▶ Exercise aim: Print the records again, character for character.

▶ Given data:
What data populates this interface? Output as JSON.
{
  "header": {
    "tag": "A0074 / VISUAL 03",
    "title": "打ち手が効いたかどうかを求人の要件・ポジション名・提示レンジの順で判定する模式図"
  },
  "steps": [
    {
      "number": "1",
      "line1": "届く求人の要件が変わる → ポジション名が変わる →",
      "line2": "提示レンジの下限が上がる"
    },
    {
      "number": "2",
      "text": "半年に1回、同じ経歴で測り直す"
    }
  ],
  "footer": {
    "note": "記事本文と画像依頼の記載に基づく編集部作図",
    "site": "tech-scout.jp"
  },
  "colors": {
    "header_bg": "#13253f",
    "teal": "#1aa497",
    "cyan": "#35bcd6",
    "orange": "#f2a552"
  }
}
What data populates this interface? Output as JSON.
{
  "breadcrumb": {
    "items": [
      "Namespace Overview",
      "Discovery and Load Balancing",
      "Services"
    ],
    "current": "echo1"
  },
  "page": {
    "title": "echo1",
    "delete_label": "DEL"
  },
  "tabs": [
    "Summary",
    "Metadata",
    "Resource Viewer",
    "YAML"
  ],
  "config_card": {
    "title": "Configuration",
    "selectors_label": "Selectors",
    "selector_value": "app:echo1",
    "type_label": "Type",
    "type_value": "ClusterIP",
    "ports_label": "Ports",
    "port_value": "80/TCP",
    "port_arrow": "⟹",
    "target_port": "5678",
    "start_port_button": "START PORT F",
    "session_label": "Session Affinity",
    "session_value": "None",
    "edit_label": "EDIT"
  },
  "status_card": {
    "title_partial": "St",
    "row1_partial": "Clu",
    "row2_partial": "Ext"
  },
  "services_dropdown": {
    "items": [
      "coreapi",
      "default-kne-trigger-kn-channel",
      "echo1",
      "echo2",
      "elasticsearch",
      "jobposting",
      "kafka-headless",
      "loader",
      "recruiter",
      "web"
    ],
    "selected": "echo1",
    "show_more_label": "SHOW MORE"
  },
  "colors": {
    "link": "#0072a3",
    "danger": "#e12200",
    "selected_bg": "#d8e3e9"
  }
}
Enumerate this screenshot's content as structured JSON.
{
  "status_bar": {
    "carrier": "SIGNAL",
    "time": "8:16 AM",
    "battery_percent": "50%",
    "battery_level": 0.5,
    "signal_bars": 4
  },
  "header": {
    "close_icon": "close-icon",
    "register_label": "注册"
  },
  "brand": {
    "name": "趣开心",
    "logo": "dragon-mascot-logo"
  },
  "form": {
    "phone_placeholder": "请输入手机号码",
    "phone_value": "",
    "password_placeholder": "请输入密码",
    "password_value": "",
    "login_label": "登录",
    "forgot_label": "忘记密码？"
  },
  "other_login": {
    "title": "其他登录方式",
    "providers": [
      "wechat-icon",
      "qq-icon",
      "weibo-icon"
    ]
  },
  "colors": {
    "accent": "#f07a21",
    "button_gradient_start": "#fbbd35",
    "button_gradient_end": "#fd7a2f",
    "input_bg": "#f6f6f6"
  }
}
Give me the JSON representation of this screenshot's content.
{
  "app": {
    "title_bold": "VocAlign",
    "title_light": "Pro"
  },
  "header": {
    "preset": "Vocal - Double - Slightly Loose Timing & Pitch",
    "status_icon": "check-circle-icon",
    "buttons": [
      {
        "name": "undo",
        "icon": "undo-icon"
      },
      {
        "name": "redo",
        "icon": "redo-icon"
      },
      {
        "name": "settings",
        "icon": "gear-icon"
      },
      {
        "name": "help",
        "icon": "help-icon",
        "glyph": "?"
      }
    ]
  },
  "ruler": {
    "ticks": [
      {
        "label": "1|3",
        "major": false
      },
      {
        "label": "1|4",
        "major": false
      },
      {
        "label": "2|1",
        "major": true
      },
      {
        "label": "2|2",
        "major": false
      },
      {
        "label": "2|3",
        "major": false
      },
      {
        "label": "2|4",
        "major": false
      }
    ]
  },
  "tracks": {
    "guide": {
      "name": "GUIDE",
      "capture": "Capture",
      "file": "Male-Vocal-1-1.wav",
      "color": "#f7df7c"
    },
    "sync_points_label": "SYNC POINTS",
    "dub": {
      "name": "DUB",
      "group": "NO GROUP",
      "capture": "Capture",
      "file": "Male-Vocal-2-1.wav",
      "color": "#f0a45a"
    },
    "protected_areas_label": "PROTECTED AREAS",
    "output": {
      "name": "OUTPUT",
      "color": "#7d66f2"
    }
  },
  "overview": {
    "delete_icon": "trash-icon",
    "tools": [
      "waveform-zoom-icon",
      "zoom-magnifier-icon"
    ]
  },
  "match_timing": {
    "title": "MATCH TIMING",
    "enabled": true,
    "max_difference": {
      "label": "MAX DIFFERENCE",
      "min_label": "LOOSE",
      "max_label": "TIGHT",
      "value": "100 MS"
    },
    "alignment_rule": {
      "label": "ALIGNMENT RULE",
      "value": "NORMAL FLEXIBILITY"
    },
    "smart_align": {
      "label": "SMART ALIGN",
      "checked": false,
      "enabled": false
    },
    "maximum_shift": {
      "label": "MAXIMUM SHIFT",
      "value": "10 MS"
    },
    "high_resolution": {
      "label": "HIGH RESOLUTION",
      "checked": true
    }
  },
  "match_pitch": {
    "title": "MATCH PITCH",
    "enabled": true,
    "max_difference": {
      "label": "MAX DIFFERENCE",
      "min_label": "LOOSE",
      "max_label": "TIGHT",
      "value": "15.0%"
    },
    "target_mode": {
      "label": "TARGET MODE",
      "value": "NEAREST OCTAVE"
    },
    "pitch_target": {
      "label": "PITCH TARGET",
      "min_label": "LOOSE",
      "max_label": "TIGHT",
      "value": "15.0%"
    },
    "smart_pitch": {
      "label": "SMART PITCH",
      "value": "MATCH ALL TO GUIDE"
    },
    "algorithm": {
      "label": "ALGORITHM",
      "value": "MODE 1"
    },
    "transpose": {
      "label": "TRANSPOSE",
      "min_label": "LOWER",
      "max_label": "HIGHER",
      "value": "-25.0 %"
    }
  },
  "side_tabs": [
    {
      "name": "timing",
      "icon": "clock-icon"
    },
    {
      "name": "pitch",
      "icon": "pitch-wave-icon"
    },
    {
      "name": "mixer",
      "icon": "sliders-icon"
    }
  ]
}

▶ Expected output:
What data populates this interface? Output as JSON.
{
  "header": {
    "tag": "A0074 / VISUAL 03",
    "title": "打ち手が効いたかどうかを求人の要件・ポジション名・提示レンジの順で判定する模式図"
  },
  "steps": [
    {
      "number": "1",
      "line1": "届く求人の要件が変わる → ポジション名が変わる →",
      "line2": "提示レンジの下限が上がる"
    },
    {
      "number": "2",
      "text": "半年に1回、同じ経歴で測り直す"
    }
  ],
  "footer": {
    "note": "記事本文と画像依頼の記載に基づく編集部作図",
    "site": "tech-scout.jp"
  },
  "colors": {
    "header_bg": "#13253f",
    "teal": "#1aa497",
    "cyan": "#35bcd6",
    "orange": "#f2a552"
  }
}
What data populates this interface? Output as JSON.
{
  "breadcrumb": {
    "items": [
      "Namespace Overview",
      "Discovery and Load Balancing",
      "Services"
    ],
    "current": "echo1"
  },
  "page": {
    "title": "echo1",
    "delete_label": "DEL"
  },
  "tabs": [
    "Summary",
    "Metadata",
    "Resource Viewer",
    "YAML"
  ],
  "config_card": {
    "title": "Configuration",
    "selectors_label": "Selectors",
    "selector_value": "app:echo1",
    "type_label": "Type",
    "type_value": "ClusterIP",
    "ports_label": "Ports",
    "port_value": "80/TCP",
    "port_arrow": "⟹",
    "target_port": "5678",
    "start_port_button": "START PORT F",
    "session_label": "Session Affinity",
    "session_value": "None",
    "edit_label": "EDIT"
  },
  "status_card": {
    "title_partial": "St",
    "row1_partial": "Clu",
    "row2_partial": "Ext"
  },
  "services_dropdown": {
    "items": [
      "coreapi",
      "default-kne-trigger-kn-channel",
      "echo1",
      "echo2",
      "elasticsearch",
      "jobposting",
      "kafka-headless",
      "loader",
      "recruiter",
      "web"
    ],
    "selected": "echo1",
    "show_more_label": "SHOW MORE"
  },
  "colors": {
    "link": "#0072a3",
    "danger": "#e12200",
    "selected_bg": "#d8e3e9"
  }
}
Enumerate this screenshot's content as structured JSON.
{
  "status_bar": {
    "carrier": "SIGNAL",
    "time": "8:16 AM",
    "battery_percent": "50%",
    "battery_level": 0.5,
    "signal_bars": 4
  },
  "header": {
    "close_icon": "close-icon",
    "register_label": "注册"
  },
  "brand": {
    "name": "趣开心",
    "logo": "dragon-mascot-logo"
  },
  "form": {
    "phone_placeholder": "请输入手机号码",
    "phone_value": "",
    "password_placeholder": "请输入密码",
    "password_value": "",
    "login_label": "登录",
    "forgot_label": "忘记密码？"
  },
  "other_login": {
    "title": "其他登录方式",
    "providers": [
      "wechat-icon",
      "qq-icon",
      "weibo-icon"
    ]
  },
  "colors": {
    "accent": "#f07a21",
    "button_gradient_start": "#fbbd35",
    "button_gradient_end": "#fd7a2f",
    "input_bg": "#f6f6f6"
  }
}
Give me the JSON representation of this screenshot's content.
{
  "app": {
    "title_bold": "VocAlign",
    "title_light": "Pro"
  },
  "header": {
    "preset": "Vocal - Double - Slightly Loose Timing & Pitch",
    "status_icon": "check-circle-icon",
    "buttons": [
      {
        "name": "undo",
        "icon": "undo-icon"
      },
      {
        "name": "redo",
        "icon": "redo-icon"
      },
      {
        "name": "settings",
        "icon": "gear-icon"
      },
      {
        "name": "help",
        "icon": "help-icon",
        "glyph": "?"
      }
    ]
  },
  "ruler": {
    "ticks": [
      {
        "label": "1|3",
        "major": false
      },
      {
        "label": "1|4",
        "major": false
      },
      {
        "label": "2|1",
        "major": true
      },
      {
        "label": "2|2",
        "major": false
      },
      {
        "label": "2|3",
        "major": false
      },
      {
        "label": "2|4",
        "major": false
      }
    ]
  },
  "tracks": {
    "guide": {
      "name": "GUIDE",
      "capture": "Capture",
      "file": "Male-Vocal-1-1.wav",
      "color": "#f7df7c"
    },
    "sync_points_label": "SYNC POINTS",
    "dub": {
      "name": "DUB",
      "group": "NO GROUP",
      "capture": "Capture",
      "file": "Male-Vocal-2-1.wav",
      "color": "#f0a45a"
    },
    "protected_areas_label": "PROTECTED AREAS",
    "output": {
      "name": "OUTPUT",
      "color": "#7d66f2"
    }
  },
  "overview": {
    "delete_icon": "trash-icon",
    "tools": [
      "waveform-zoom-icon",
      "zoom-magnifier-icon"
    ]
  },
  "match_timing": {
    "title": "MATCH TIMING",
    "enabled": true,
    "max_difference": {
      "label": "MAX DIFFERENCE",
      "min_label": "LOOSE",
      "max_label": "TIGHT",
      "value": "100 MS"
    },
    "alignment_rule": {
      "label": "ALIGNMENT RULE",
      "value": "NORMAL FLEXIBILITY"
    },
    "smart_align": {
      "label": "SMART ALIGN",
      "checked": false,
      "enabled": false
    },
    "maximum_shift": {
      "label": "MAXIMUM SHIFT",
      "value": "10 MS"
    },
    "high_resolution": {
      "label": "HIGH RESOLUTION",
      "checked": true
    }
  },
  "match_pitch": {
    "title": "MATCH PITCH",
    "enabled": true,
    "max_difference": {
      "label": "MAX DIFFERENCE",
      "min_label": "LOOSE",
      "max_label": "TIGHT",
      "value": "15.0%"
    },
    "target_mode": {
      "label": "TARGET MODE",
      "value": "NEAREST OCTAVE"
    },
    "pitch_target": {
      "label": "PITCH TARGET",
      "min_label": "LOOSE",
      "max_label": "TIGHT",
      "value": "15.0%"
    },
    "smart_pitch": {
      "label": "SMART PITCH",
      "value": "MATCH ALL TO GUIDE"
    },
    "algorithm": {
      "label": "ALGORITHM",
      "value": "MODE 1"
    },
    "transpose": {
      "label": "TRANSPOSE",
      "min_label": "LOWER",
      "max_label": "HIGHER",
      "value": "-25.0 %"
    }
  },
  "side_tabs": [
    {
      "name": "timing",
      "icon": "clock-icon"
    },
    {
      "name": "pitch",
      "icon": "pitch-wave-icon"
    },
    {
      "name": "mixer",
      "icon": "sliders-icon"
    }
  ]
}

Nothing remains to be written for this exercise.